ASSIGNMENT: Report all lines below with the word "Show".

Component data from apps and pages
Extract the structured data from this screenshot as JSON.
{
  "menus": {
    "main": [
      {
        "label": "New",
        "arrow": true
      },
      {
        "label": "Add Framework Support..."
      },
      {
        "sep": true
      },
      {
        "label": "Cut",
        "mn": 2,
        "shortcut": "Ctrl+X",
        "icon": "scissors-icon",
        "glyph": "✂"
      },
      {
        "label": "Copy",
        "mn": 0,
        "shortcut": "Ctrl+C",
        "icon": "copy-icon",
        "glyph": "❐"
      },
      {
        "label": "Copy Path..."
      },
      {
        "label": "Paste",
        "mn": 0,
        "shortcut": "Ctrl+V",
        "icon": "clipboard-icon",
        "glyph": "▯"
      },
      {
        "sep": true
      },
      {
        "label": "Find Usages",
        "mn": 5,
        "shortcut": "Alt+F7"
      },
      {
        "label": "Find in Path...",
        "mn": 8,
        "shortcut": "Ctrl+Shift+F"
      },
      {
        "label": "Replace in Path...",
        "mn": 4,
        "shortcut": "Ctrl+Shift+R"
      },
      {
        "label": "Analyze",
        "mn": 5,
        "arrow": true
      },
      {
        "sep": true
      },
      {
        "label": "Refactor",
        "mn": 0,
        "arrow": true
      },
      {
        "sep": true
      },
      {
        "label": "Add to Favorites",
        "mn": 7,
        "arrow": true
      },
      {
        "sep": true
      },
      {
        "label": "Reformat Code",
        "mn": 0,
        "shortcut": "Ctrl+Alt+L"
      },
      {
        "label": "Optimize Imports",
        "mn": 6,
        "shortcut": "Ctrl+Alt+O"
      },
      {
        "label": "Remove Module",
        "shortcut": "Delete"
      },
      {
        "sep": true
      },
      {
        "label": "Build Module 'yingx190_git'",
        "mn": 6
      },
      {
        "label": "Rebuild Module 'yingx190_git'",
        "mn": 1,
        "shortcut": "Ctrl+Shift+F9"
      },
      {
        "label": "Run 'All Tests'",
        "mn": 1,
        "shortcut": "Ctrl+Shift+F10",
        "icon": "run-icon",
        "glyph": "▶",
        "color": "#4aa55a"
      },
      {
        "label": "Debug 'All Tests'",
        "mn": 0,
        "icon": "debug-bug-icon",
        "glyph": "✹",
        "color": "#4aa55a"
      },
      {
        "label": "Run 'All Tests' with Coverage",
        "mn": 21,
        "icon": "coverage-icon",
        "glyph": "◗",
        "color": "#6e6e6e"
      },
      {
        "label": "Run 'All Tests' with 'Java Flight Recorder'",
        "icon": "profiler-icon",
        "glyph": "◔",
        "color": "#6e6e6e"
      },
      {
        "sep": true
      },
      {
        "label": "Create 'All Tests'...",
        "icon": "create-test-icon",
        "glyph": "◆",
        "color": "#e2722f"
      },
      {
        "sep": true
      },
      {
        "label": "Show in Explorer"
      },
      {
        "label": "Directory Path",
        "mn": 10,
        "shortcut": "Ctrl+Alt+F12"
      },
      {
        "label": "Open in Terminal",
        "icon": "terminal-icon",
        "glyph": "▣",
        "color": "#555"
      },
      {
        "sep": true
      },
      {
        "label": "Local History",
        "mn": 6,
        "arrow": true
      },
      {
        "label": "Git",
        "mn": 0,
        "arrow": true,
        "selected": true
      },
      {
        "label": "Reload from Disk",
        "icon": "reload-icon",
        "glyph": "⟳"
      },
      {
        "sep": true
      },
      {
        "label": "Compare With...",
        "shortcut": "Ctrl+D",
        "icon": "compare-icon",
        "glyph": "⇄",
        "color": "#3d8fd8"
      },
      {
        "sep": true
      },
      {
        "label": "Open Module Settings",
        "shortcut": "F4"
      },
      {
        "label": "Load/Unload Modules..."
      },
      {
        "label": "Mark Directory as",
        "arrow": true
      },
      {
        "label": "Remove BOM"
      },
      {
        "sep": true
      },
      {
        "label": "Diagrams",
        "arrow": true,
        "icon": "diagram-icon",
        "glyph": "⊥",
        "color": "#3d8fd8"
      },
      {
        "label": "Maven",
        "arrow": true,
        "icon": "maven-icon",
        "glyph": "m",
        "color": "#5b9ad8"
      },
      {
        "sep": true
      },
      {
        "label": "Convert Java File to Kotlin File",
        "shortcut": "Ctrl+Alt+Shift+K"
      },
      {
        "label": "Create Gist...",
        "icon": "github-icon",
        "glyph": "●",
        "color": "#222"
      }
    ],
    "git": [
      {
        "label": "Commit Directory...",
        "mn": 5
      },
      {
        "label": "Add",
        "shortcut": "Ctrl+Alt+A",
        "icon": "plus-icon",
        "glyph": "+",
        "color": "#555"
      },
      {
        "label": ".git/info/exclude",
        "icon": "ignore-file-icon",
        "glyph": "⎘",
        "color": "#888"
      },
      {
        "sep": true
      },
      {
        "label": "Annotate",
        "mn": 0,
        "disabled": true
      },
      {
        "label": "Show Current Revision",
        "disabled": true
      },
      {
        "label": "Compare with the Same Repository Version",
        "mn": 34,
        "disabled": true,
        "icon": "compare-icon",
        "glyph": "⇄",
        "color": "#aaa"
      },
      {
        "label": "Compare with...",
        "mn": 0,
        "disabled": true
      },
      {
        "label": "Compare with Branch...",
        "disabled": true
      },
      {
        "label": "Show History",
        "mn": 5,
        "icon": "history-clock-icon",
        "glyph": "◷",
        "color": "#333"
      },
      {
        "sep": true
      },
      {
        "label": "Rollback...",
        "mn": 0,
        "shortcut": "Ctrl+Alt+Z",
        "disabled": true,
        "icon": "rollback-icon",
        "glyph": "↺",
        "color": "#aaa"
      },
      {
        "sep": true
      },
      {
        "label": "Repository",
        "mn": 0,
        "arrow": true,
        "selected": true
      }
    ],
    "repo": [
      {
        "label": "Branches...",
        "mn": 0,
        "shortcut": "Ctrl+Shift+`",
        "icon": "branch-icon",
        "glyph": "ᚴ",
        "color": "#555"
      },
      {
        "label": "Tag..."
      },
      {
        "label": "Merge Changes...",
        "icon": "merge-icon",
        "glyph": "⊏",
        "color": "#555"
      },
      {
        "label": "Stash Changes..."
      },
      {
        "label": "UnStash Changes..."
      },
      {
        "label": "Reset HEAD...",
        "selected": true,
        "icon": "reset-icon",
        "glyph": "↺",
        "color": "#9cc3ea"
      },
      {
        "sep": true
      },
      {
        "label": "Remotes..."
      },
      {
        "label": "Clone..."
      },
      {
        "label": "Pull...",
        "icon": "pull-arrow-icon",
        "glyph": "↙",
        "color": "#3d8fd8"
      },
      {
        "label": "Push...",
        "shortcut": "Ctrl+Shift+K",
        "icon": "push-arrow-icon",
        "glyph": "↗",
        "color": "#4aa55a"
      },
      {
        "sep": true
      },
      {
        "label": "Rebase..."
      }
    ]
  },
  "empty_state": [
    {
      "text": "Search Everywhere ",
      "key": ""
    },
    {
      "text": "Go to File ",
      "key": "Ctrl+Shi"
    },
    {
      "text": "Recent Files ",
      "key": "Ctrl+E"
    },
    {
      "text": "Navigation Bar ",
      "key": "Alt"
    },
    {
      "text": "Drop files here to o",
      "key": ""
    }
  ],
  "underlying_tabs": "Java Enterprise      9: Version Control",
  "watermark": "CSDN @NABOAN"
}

SOLUTION BELOW:
        "label": "Show in Explorer"
        "label": "Show Current Revision",
        "label": "Show History",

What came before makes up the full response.